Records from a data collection
*** Block opens ***
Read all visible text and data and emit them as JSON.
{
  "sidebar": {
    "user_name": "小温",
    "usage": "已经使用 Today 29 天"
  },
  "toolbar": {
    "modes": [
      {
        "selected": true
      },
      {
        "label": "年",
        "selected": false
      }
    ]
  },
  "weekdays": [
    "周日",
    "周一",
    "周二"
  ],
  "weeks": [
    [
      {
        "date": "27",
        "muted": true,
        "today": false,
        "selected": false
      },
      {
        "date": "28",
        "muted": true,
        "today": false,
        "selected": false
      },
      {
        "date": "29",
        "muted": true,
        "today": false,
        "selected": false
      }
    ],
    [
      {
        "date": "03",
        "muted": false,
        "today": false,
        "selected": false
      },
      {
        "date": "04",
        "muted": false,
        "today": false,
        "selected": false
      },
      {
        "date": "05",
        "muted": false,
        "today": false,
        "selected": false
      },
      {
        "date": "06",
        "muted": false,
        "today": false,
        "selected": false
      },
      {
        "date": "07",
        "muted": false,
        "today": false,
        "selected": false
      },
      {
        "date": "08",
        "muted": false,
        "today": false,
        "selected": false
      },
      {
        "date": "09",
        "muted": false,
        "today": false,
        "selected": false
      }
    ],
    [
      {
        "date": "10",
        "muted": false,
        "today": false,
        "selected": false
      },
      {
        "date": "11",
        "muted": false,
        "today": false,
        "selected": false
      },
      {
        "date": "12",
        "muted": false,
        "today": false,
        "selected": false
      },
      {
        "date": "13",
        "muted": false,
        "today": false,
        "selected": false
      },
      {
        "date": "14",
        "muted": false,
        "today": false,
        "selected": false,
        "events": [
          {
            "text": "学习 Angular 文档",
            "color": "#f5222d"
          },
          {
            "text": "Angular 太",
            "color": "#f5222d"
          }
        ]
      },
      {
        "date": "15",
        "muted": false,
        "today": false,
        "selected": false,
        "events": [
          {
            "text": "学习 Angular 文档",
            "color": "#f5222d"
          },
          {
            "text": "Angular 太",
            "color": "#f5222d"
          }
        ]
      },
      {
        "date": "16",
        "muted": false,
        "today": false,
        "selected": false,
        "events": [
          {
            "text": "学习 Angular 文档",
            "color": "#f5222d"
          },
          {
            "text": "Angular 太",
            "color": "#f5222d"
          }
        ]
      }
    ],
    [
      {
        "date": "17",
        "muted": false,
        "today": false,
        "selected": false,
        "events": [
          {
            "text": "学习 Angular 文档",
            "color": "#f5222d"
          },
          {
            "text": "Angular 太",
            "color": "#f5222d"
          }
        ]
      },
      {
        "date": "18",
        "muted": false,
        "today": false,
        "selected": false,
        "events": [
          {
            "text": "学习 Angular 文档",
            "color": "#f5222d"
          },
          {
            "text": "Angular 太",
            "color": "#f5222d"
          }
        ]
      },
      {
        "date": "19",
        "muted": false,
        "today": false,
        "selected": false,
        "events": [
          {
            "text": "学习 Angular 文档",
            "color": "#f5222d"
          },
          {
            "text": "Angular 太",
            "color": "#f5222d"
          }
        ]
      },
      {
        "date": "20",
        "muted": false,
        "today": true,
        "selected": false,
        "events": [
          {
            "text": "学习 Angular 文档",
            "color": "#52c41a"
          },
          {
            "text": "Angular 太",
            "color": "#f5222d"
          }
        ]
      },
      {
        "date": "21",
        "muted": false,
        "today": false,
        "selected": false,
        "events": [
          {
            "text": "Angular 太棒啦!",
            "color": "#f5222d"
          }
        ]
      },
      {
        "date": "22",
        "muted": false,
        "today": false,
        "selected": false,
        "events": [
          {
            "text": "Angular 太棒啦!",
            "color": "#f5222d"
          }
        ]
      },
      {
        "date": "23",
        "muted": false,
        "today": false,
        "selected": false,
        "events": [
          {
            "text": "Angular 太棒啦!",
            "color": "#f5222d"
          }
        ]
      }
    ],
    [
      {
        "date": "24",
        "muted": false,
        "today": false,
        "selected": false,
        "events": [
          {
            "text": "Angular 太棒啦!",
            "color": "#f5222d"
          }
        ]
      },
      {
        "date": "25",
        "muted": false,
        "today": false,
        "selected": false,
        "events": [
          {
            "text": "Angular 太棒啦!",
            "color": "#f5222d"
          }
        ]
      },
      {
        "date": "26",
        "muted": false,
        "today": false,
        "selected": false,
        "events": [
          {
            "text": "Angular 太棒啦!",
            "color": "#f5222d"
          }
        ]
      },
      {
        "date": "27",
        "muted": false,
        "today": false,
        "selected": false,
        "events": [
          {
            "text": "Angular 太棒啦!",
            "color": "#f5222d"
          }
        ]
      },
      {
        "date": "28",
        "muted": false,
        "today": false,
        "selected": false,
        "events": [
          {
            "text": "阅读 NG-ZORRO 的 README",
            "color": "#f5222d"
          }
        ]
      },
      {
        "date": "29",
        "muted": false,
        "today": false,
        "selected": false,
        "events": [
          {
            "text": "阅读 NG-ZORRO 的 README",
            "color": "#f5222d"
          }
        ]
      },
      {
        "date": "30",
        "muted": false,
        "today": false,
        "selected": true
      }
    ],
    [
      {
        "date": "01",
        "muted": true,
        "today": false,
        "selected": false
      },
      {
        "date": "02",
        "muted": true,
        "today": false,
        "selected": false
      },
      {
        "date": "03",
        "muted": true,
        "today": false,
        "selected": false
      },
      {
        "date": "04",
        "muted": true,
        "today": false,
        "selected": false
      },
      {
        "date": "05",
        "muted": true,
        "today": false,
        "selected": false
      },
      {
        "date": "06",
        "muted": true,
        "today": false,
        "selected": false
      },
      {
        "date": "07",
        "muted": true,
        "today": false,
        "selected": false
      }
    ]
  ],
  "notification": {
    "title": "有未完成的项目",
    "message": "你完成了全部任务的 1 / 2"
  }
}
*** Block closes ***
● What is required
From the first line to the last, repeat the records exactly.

● Task result
Read all visible text and data and emit them as JSON.
{
  "sidebar": {
    "user_name": "小温",
    "usage": "已经使用 Today 29 天"
  },
  "toolbar": {
    "modes": [
      {
        "selected": true
      },
      {
        "label": "年",
        "selected": false
      }
    ]
  },
  "weekdays": [
    "周日",
    "周一",
    "周二"
  ],
  "weeks": [
    [
      {
        "date": "27",
        "muted": true,
        "today": false,
        "selected": false
      },
      {
        "date": "28",
        "muted": true,
        "today": false,
        "selected": false
      },
      {
        "date": "29",
        "muted": true,
        "today": false,
        "selected": false
      }
    ],
    [
      {
        "date": "03",
        "muted": false,
        "today": false,
        "selected": false
      },
      {
        "date": "04",
        "muted": false,
        "today": false,
        "selected": false
      },
      {
        "date": "05",
        "muted": false,
        "today": false,
        "selected": false
      },
      {
        "date": "06",
        "muted": false,
        "today": false,
        "selected": false
      },
      {
        "date": "07",
        "muted": false,
        "today": false,
        "selected": false
      },
      {
        "date": "08",
        "muted": false,
        "today": false,
        "selected": false
      },
      {
        "date": "09",
        "muted": false,
        "today": false,
        "selected": false
      }
    ],
    [
      {
        "date": "10",
        "muted": false,
        "today": false,
        "selected": false
      },
      {
        "date": "11",
        "muted": false,
        "today": false,
        "selected": false
      },
      {
        "date": "12",
        "muted": false,
        "today": false,
        "selected": false
      },
      {
        "date": "13",
        "muted": false,
        "today": false,
        "selected": false
      },
      {
        "date": "14",
        "muted": false,
        "today": false,
        "selected": false,
        "events": [
          {
            "text": "学习 Angular 文档",
            "color": "#f5222d"
          },
          {
            "text": "Angular 太",
            "color": "#f5222d"
          }
        ]
      },
      {
        "date": "15",
        "muted": false,
        "today": false,
        "selected": false,
        "events": [
          {
            "text": "学习 Angular 文档",
            "color": "#f5222d"
          },
          {
            "text": "Angular 太",
            "color": "#f5222d"
          }
        ]
      },
      {
        "date": "16",
        "muted": false,
        "today": false,
        "selected": false,
        "events": [
          {
            "text": "学习 Angular 文档",
            "color": "#f5222d"
          },
          {
            "text": "Angular 太",
            "color": "#f5222d"
          }
        ]
      }
    ],
    [
      {
        "date": "17",
        "muted": false,
        "today": false,
        "selected": false,
        "events": [
          {
            "text": "学习 Angular 文档",
            "color": "#f5222d"
          },
          {
            "text": "Angular 太",
            "color": "#f5222d"
          }
        ]
      },
      {
        "date": "18",
        "muted": false,
        "today": false,
        "selected": false,
        "events": [
          {
            "text": "学习 Angular 文档",
            "color": "#f5222d"
          },
          {
            "text": "Angular 太",
            "color": "#f5222d"
          }
        ]
      },
      {
        "date": "19",
        "muted": false,
        "today": false,
        "selected": false,
        "events": [
          {
            "text": "学习 Angular 文档",
            "color": "#f5222d"
          },
          {
            "text": "Angular 太",
            "color": "#f5222d"
          }
        ]
      },
      {
        "date": "20",
        "muted": false,
        "today": true,
        "selected": false,
        "events": [
          {
            "text": "学习 Angular 文档",
            "color": "#52c41a"
          },
          {
            "text": "Angular 太",
            "color": "#f5222d"
          }
        ]
      },
      {
        "date": "21",
        "muted": false,
        "today": false,
        "selected": false,
        "events": [
          {
            "text": "Angular 太棒啦!",
            "color": "#f5222d"
          }
        ]
      },
      {
        "date": "22",
        "muted": false,
        "today": false,
        "selected": false,
        "events": [
          {
            "text": "Angular 太棒啦!",
            "color": "#f5222d"
          }
        ]
      },
      {
        "date": "23",
        "muted": false,
        "today": false,
        "selected": false,
        "events": [
          {
            "text": "Angular 太棒啦!",
            "color": "#f5222d"
          }
        ]
      }
    ],
    [
      {
        "date": "24",
        "muted": false,
        "today": false,
        "selected": false,
        "events": [
          {
            "text": "Angular 太棒啦!",
            "color": "#f5222d"
          }
        ]
      },
      {
        "date": "25",
        "muted": false,
        "today": false,
        "selected": false,
        "events": [
          {
            "text": "Angular 太棒啦!",
            "color": "#f5222d"
          }
        ]
      },
      {
        "date": "26",
        "muted": false,
        "today": false,
        "selected": false,
        "events": [
          {
            "text": "Angular 太棒啦!",
            "color": "#f5222d"
          }
        ]
      },
      {
        "date": "27",
        "muted": false,
        "today": false,
        "selected": false,
        "events": [
          {
            "text": "Angular 太棒啦!",
            "color": "#f5222d"
          }
        ]
      },
      {
        "date": "28",
        "muted": false,
        "today": false,
        "selected": false,
        "events": [
          {
            "text": "阅读 NG-ZORRO 的 README",
            "color": "#f5222d"
          }
        ]
      },
      {
        "date": "29",
        "muted": false,
        "today": false,
        "selected": false,
        "events": [
          {
            "text": "阅读 NG-ZORRO 的 README",
            "color": "#f5222d"
          }
        ]
      },
      {
        "date": "30",
        "muted": false,
        "today": false,
        "selected": true
      }
    ],
    [
      {
        "date": "01",
        "muted": true,
        "today": false,
        "selected": false
      },
      {
        "date": "02",
        "muted": true,
        "today": false,
        "selected": false
      },
      {
        "date": "03",
        "muted": true,
        "today": false,
        "selected": false
      },
      {
        "date": "04",
        "muted": true,
        "today": false,
        "selected": false
      },
      {
        "date": "05",
        "muted": true,
        "today": false,
        "selected": false
      },
      {
        "date": "06",
        "muted": true,
        "today": false,
        "selected": false
      },
      {
        "date": "07",
        "muted": true,
        "today": false,
        "selected": false
      }
    ]
  ],
  "notification": {
    "title": "有未完成的项目",
    "message": "你完成了全部任务的 1 / 2"
  }
}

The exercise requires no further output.